> [REQUIREMENT]: Copy out every line of the records in which "make" can be found.

> [Records from a data collection]:

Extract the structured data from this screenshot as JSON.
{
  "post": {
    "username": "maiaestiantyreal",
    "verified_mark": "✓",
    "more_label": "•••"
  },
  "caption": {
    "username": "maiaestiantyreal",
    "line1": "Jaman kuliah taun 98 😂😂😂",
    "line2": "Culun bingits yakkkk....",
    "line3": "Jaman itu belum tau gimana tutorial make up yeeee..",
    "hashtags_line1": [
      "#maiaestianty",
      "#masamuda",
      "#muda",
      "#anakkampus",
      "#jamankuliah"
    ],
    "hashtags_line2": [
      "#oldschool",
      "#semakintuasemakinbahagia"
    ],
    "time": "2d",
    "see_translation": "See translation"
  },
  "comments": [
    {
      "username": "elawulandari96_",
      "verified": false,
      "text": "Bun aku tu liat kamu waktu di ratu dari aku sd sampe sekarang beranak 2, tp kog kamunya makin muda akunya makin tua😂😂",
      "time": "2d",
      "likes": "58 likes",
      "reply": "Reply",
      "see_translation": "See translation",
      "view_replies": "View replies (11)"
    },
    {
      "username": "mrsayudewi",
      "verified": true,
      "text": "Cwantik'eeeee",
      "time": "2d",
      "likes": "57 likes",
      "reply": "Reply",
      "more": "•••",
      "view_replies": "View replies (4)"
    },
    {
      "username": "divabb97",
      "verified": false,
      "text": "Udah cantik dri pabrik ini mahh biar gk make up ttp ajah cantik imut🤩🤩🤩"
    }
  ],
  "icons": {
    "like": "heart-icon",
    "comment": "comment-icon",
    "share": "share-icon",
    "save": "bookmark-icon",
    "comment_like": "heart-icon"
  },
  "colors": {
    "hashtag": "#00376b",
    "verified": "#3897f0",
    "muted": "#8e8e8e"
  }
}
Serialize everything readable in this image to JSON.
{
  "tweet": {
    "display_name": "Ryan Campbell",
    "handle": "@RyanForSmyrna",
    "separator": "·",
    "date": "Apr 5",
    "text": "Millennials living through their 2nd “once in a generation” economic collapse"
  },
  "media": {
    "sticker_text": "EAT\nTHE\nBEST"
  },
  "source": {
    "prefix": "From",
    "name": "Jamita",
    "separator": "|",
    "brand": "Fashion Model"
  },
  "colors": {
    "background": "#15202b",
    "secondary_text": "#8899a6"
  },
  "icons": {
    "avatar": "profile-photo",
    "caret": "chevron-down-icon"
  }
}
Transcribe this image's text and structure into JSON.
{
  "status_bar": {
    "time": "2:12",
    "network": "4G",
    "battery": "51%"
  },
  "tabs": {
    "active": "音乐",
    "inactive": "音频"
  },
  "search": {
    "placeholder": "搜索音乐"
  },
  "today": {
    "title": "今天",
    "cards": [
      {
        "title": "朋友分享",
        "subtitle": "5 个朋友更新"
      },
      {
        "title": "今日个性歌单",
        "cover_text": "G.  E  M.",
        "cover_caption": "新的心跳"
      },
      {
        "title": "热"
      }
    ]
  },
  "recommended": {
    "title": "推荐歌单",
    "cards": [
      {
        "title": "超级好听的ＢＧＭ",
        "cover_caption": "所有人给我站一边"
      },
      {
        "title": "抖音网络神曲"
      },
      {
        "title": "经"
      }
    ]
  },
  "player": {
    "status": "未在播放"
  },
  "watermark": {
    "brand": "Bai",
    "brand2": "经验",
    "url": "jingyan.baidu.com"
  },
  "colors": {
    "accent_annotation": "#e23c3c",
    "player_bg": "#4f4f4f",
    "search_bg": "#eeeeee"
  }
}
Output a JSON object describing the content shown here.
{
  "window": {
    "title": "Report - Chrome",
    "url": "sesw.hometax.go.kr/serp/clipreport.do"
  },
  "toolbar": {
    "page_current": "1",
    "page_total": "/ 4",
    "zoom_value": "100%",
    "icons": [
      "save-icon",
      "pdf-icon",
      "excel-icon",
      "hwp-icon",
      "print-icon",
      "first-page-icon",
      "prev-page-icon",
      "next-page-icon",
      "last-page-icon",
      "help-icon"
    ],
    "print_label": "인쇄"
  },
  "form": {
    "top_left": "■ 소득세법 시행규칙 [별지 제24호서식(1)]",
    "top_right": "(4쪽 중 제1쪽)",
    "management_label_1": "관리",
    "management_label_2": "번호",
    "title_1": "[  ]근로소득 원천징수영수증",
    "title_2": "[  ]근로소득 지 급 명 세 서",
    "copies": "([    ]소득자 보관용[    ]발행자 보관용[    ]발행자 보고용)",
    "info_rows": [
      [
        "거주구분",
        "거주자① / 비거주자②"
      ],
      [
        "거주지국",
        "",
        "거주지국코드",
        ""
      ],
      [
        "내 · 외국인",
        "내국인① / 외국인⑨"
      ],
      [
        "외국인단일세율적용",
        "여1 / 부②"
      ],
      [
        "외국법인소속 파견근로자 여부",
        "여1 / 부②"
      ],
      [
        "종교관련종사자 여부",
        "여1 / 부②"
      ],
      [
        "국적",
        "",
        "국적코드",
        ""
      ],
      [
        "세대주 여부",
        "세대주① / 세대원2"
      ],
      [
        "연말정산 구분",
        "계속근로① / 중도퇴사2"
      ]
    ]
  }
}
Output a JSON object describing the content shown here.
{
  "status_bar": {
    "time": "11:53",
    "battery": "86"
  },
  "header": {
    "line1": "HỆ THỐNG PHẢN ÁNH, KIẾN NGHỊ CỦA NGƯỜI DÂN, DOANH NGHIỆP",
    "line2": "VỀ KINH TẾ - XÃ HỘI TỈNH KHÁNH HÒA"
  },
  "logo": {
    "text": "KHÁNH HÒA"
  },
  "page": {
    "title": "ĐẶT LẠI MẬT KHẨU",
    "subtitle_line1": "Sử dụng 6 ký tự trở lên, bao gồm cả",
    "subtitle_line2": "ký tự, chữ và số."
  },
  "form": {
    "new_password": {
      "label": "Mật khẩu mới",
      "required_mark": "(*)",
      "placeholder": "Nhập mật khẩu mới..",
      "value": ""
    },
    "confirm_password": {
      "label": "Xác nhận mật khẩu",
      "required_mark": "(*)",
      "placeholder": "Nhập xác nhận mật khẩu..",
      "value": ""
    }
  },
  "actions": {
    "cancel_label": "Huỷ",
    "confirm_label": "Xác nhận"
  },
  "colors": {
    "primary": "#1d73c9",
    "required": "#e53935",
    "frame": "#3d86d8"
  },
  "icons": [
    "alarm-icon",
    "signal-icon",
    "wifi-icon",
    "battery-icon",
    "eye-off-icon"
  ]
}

> [RESULT OF THE TASK]:
    "line3": "Jaman itu belum tau gimana tutorial make up yeeee..",
      "text": "Udah cantik dri pabrik ini mahh biar gk make up ttp ajah cantik imut🤩🤩🤩"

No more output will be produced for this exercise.